Traditional Ndebele society operated as a state before the advent of colonialism in Zimbabwe. There were political institutions that started with the family and the village, up to the king. In all these institutions conflict was part of life and it had to be resolved an amicable fashion, often by means of mediation.
Today, race occupies the heart of Zimbabwe’s nationalist discourses that were revived circa 2000 to prop up the idea of correcting the racial land tenure system. However in the succeeding years this country, once touted as the epitome of progressive African independence, underwent a serious political and economic implosion marked by world-record inflation and a collapse in basic social services.
The land reform programme in Zimbabwe has been evaluated from a number of perspectives, for instance, by historians, social scientists, agronomists and political analysts.
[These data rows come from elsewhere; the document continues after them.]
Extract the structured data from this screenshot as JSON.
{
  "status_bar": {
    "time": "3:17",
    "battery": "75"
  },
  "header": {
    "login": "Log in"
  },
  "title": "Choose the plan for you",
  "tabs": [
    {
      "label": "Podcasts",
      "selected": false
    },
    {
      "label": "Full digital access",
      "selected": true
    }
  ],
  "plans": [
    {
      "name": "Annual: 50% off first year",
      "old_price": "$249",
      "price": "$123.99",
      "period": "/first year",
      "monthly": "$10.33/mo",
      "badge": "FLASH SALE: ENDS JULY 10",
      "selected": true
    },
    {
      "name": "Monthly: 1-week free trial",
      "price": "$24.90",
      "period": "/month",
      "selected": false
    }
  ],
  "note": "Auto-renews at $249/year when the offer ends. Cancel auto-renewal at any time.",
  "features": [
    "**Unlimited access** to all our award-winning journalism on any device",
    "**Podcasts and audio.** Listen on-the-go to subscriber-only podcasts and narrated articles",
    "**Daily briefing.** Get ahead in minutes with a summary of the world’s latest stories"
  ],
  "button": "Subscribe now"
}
The present study provides a theological reflection on the contentious issue of land reform in Zimbabwe.